Inflation cushioned by bigger bank accounts: Bank of America Institute

U.S. households — particularly low-income ones — are still sitting on a healthy pandemic nest egg, cushioning them for now against steep price increases on food and energy. That means that even with consumer prices forecast to have risen 8.4% in March, shoppers shouldn’t be running out of cash.

That’s the finding of a new Consumer Checkpoint report from the Bank of America Institute, which showed debit and credit card spending rose 11% last month, or 6.7% on a per-household basis. The gap in spending between income strata is widening, however, with households making less than $50,000 a year spending 4% more in March 2022 compared with March 2021, and those making more than $125,000 a year boosting their spending by 11.8%.

“One of the comforts we take looking at our data set is that consumer deposits are running considerably higher, particularly for the low-income households, than they were pre-pandemic,” Bank of America Institute Chief economist David Tinsley told Yahoo Finance Live in an interview. “On average, the lower-income household has about $1,500 more in the savings and checking account than it did pre-pandemic.”

As Tinsley’s report found, “A measure of median household savings and checking balances for those groups with income below $50K shows these balances are around double where they were before the pandemic. Broader measures of average consumer deposits show even larger percentage increases.”

Americans are also carrying lower debt loads, as pointed out by Keith Lerner, co-chief investment officer and chief market strategist at Truist, in a recent note to investors. “Credit card balances are at a 25-year low. Similarly, the household debt service ratio is at a more than 25-year low. Thus, while there is higher inflation, most people should be able to make it through this period,” he wrote.

Inflation is still an issue. Consumer prices for all items, including food and energy, rose 7.9% in February, and economists predict that further accelerated in March.

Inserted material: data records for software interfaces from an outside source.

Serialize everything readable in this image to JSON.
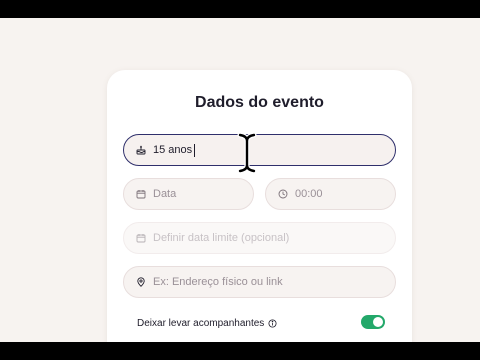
{
  "form": {
    "title": "Dados do evento",
    "event_type": {
      "value": "15 anos",
      "icon": "cake-icon"
    },
    "date": {
      "placeholder": "Data",
      "icon": "calendar-icon"
    },
    "time": {
      "placeholder": "00:00",
      "icon": "clock-icon"
    },
    "deadline": {
      "placeholder": "Definir data limite (opcional)",
      "icon": "calendar-icon"
    },
    "location": {
      "placeholder": "Ex: Endereço físico ou link",
      "icon": "map-pin-icon"
    },
    "companions": {
      "label": "Deixar levar acompanhantes",
      "enabled": true
    }
  },
  "colors": {
    "accent": "#2f2f6b",
    "toggle_on": "#23a86a",
    "background": "#f7f3f0"
  }
}
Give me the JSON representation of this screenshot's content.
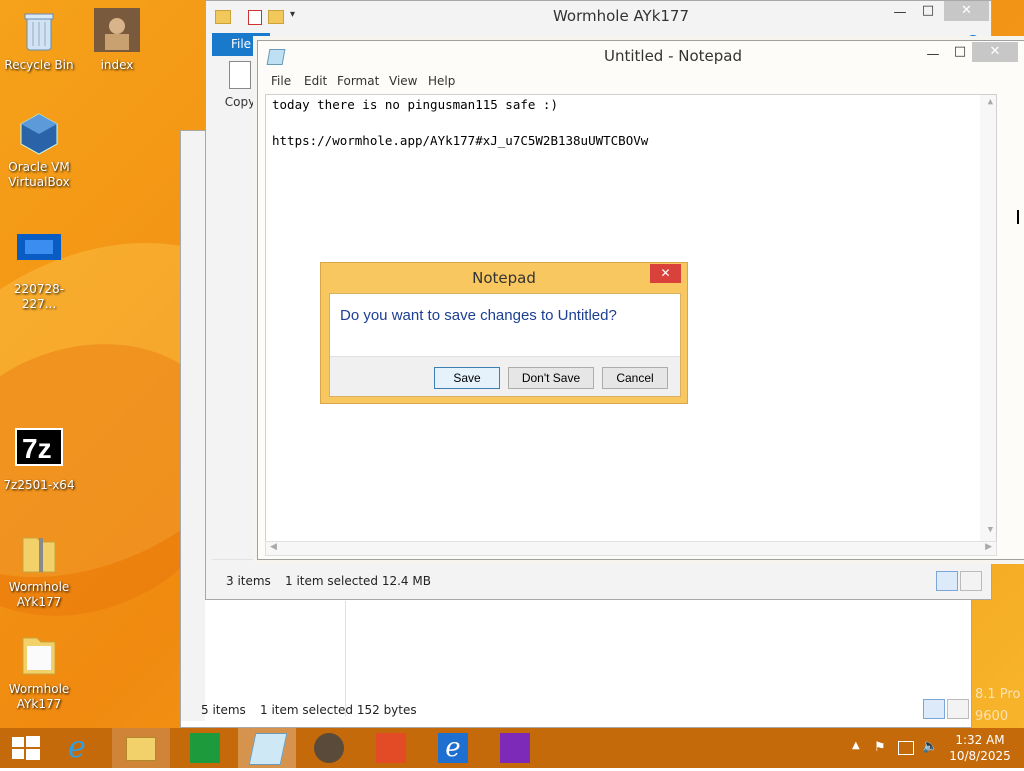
{
  "desktop": {
    "icons": [
      {
        "label": "Recycle Bin"
      },
      {
        "label": "index"
      },
      {
        "label": "Oracle VM VirtualBox"
      },
      {
        "label": "220728-227..."
      },
      {
        "label": "7z2501-x64"
      },
      {
        "label": "Wormhole AYk177"
      },
      {
        "label": "Wormhole AYk177"
      }
    ]
  },
  "explorer_front": {
    "title": "Wormhole AYk177",
    "file_tab": "File",
    "copy_label": "Copy",
    "status_items": "3 items",
    "status_selected": "1 item selected  12.4 MB"
  },
  "explorer_back": {
    "status_items": "5 items",
    "status_selected": "1 item selected  152 bytes"
  },
  "notepad": {
    "title": "Untitled - Notepad",
    "menu": [
      "File",
      "Edit",
      "Format",
      "View",
      "Help"
    ],
    "lines": [
      "today there is no pingusman115 safe :)",
      "",
      "https://wormhole.app/AYk177#xJ_u7C5W2B138uUWTCBOVw"
    ]
  },
  "dialog": {
    "title": "Notepad",
    "message": "Do you want to save changes to Untitled?",
    "save": "Save",
    "dont_save": "Don't Save",
    "cancel": "Cancel"
  },
  "taskbar": {
    "time": "1:32 AM",
    "date": "10/8/2025",
    "watermark_line1": "8.1 Pro",
    "watermark_line2": "9600",
    "apps": [
      "start-icon",
      "internet-explorer-icon",
      "file-explorer-icon",
      "store-icon",
      "notepad-icon",
      "raccoon-app-icon",
      "people-icon",
      "internet-explorer-icon-2",
      "search-app-icon"
    ]
  },
  "colors": {
    "desktop": "#f49b17",
    "taskbar": "#c56a0b",
    "accent_blue": "#1979ca",
    "dialog_text": "#1c3f94"
  }
}
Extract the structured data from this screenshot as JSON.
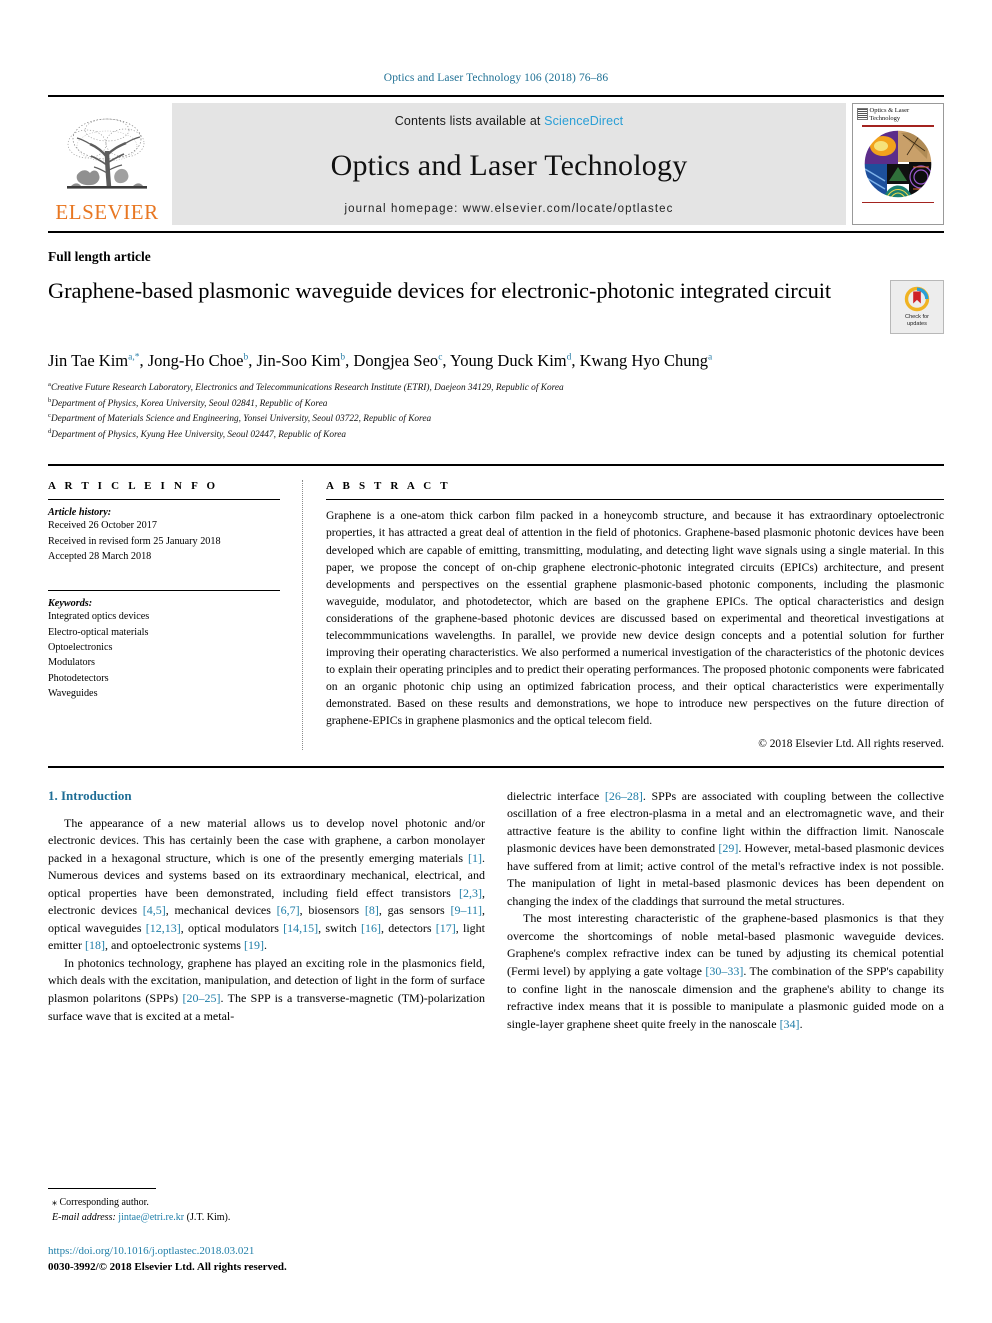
{
  "running_head": "Optics and Laser Technology 106 (2018) 76–86",
  "masthead": {
    "publisher_wordmark": "ELSEVIER",
    "contents_prefix": "Contents lists available at ",
    "contents_link": "ScienceDirect",
    "journal_name": "Optics and Laser Technology",
    "homepage": "journal homepage: www.elsevier.com/locate/optlastec",
    "cover_title_line1": "Optics & Laser",
    "cover_title_line2": "Technology"
  },
  "article": {
    "type": "Full length article",
    "title": "Graphene-based plasmonic waveguide devices for electronic-photonic integrated circuit",
    "crossmark_line1": "Check for",
    "crossmark_line2": "updates"
  },
  "authors": [
    {
      "name": "Jin Tae Kim",
      "marks": "a,*"
    },
    {
      "name": "Jong-Ho Choe",
      "marks": "b"
    },
    {
      "name": "Jin-Soo Kim",
      "marks": "b"
    },
    {
      "name": "Dongjea Seo",
      "marks": "c"
    },
    {
      "name": "Young Duck Kim",
      "marks": "d"
    },
    {
      "name": "Kwang Hyo Chung",
      "marks": "a"
    }
  ],
  "affiliations": [
    {
      "mark": "a",
      "text": "Creative Future Research Laboratory, Electronics and Telecommunications Research Institute (ETRI), Daejeon 34129, Republic of Korea"
    },
    {
      "mark": "b",
      "text": "Department of Physics, Korea University, Seoul 02841, Republic of Korea"
    },
    {
      "mark": "c",
      "text": "Department of Materials Science and Engineering, Yonsei University, Seoul 03722, Republic of Korea"
    },
    {
      "mark": "d",
      "text": "Department of Physics, Kyung Hee University, Seoul 02447, Republic of Korea"
    }
  ],
  "article_info": {
    "heading": "A R T I C L E   I N F O",
    "history_label": "Article history:",
    "history": [
      "Received 26 October 2017",
      "Received in revised form 25 January 2018",
      "Accepted 28 March 2018"
    ],
    "keywords_label": "Keywords:",
    "keywords": [
      "Integrated optics devices",
      "Electro-optical materials",
      "Optoelectronics",
      "Modulators",
      "Photodetectors",
      "Waveguides"
    ]
  },
  "abstract": {
    "heading": "A B S T R A C T",
    "text": "Graphene is a one-atom thick carbon film packed in a honeycomb structure, and because it has extraordinary optoelectronic properties, it has attracted a great deal of attention in the field of photonics. Graphene-based plasmonic photonic devices have been developed which are capable of emitting, transmitting, modulating, and detecting light wave signals using a single material. In this paper, we propose the concept of on-chip graphene electronic-photonic integrated circuits (EPICs) architecture, and present developments and perspectives on the essential graphene plasmonic-based photonic components, including the plasmonic waveguide, modulator, and photodetector, which are based on the graphene EPICs. The optical characteristics and design considerations of the graphene-based photonic devices are discussed based on experimental and theoretical investigations at telecommmunications wavelengths. In parallel, we provide new device design concepts and a potential solution for further improving their operating characteristics. We also performed a numerical investigation of the characteristics of the photonic devices to explain their operating principles and to predict their operating performances. The proposed photonic components were fabricated on an organic photonic chip using an optimized fabrication process, and their optical characteristics were experimentally demonstrated. Based on these results and demonstrations, we hope to introduce new perspectives on the future direction of graphene-EPICs in graphene plasmonics and the optical telecom field.",
    "copyright": "© 2018 Elsevier Ltd. All rights reserved."
  },
  "introduction": {
    "section_title": "1. Introduction",
    "left_paragraphs": [
      "The appearance of a new material allows us to develop novel photonic and/or electronic devices. This has certainly been the case with graphene, a carbon monolayer packed in a hexagonal structure, which is one of the presently emerging materials [1]. Numerous devices and systems based on its extraordinary mechanical, electrical, and optical properties have been demonstrated, including field effect transistors [2,3], electronic devices [4,5], mechanical devices [6,7], biosensors [8], gas sensors [9–11], optical waveguides [12,13], optical modulators [14,15], switch [16], detectors [17], light emitter [18], and optoelectronic systems [19].",
      "In photonics technology, graphene has played an exciting role in the plasmonics field, which deals with the excitation, manipulation, and detection of light in the form of surface plasmon polaritons (SPPs) [20–25]. The SPP is a transverse-magnetic (TM)-polarization surface wave that is excited at a metal-"
    ],
    "right_paragraphs": [
      "dielectric interface [26–28]. SPPs are associated with coupling between the collective oscillation of a free electron-plasma in a metal and an electromagnetic wave, and their attractive feature is the ability to confine light within the diffraction limit. Nanoscale plasmonic devices have been demonstrated [29]. However, metal-based plasmonic devices have suffered from at limit; active control of the metal's refractive index is not possible. The manipulation of light in metal-based plasmonic devices has been dependent on changing the index of the claddings that surround the metal structures.",
      "The most interesting characteristic of the graphene-based plasmonics is that they overcome the shortcomings of noble metal-based plasmonic waveguide devices. Graphene's complex refractive index can be tuned by adjusting its chemical potential (Fermi level) by applying a gate voltage [30–33]. The combination of the SPP's capability to confine light in the nanoscale dimension and the graphene's ability to change its refractive index means that it is possible to manipulate a plasmonic guided mode on a single-layer graphene sheet quite freely in the nanoscale [34]."
    ]
  },
  "footnotes": {
    "corresponding_marker": "⁎",
    "corresponding_text": "Corresponding author.",
    "email_label": "E-mail address:",
    "email": "jintae@etri.re.kr",
    "email_owner": "(J.T. Kim)."
  },
  "bottom": {
    "doi": "https://doi.org/10.1016/j.optlastec.2018.03.021",
    "issn_copyright": "0030-3992/© 2018 Elsevier Ltd. All rights reserved."
  },
  "colors": {
    "link": "#1f7ea8",
    "running_head": "#1f7094",
    "sciencedirect": "#2a9fd6",
    "elsevier_orange": "#E87722",
    "section_heading": "#1f6e96",
    "cover_rule": "#a3231f"
  }
}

The Bureau of Labor Statistics is set to release the Consumer Price Index on Tuesday.

The Federal Reserve is aiming squarely at those price increases, giving more indications in minutes of its March meeting, published Wednesday, that it plans to raise interest rates by 0.5% in May. It also laid out the planned wind-down of its $9 trillion balance sheet.

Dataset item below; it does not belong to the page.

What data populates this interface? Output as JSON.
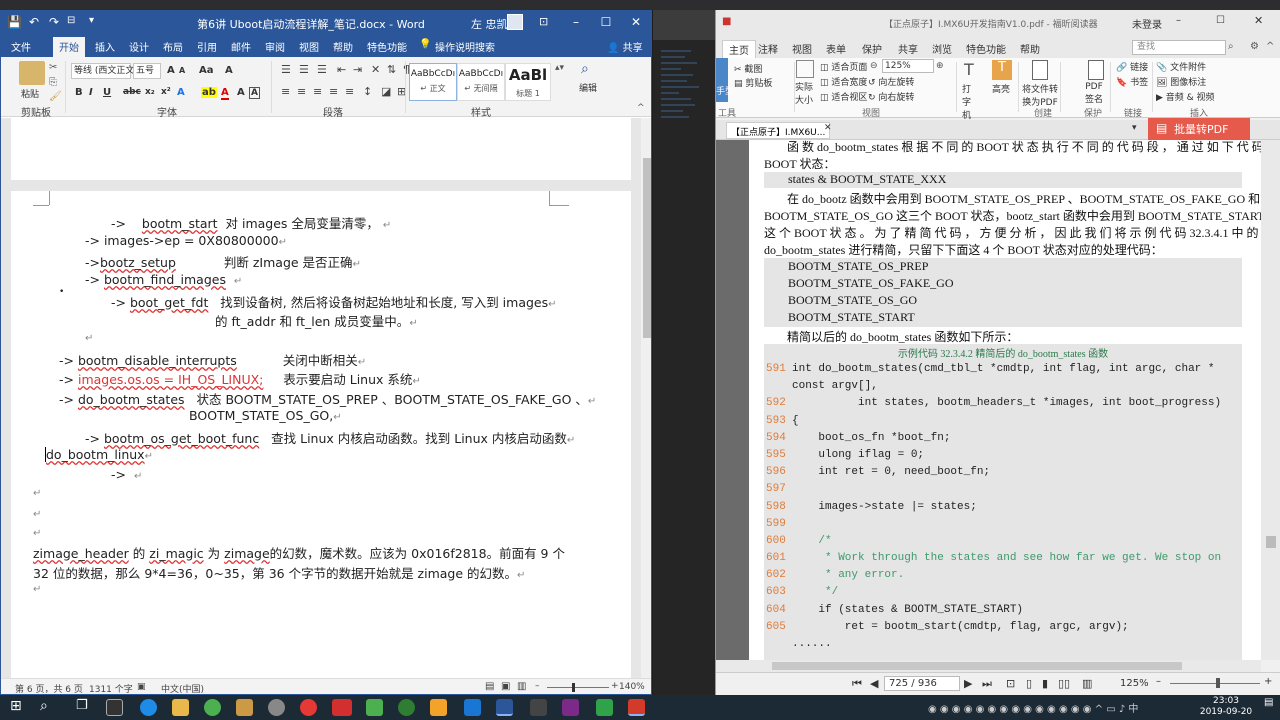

Julie Hyman is the co-anchor of Yahoo Finance Live, weekdays 9am-11am ET. Follow her on Twitter @juleshyman, and read her other stories.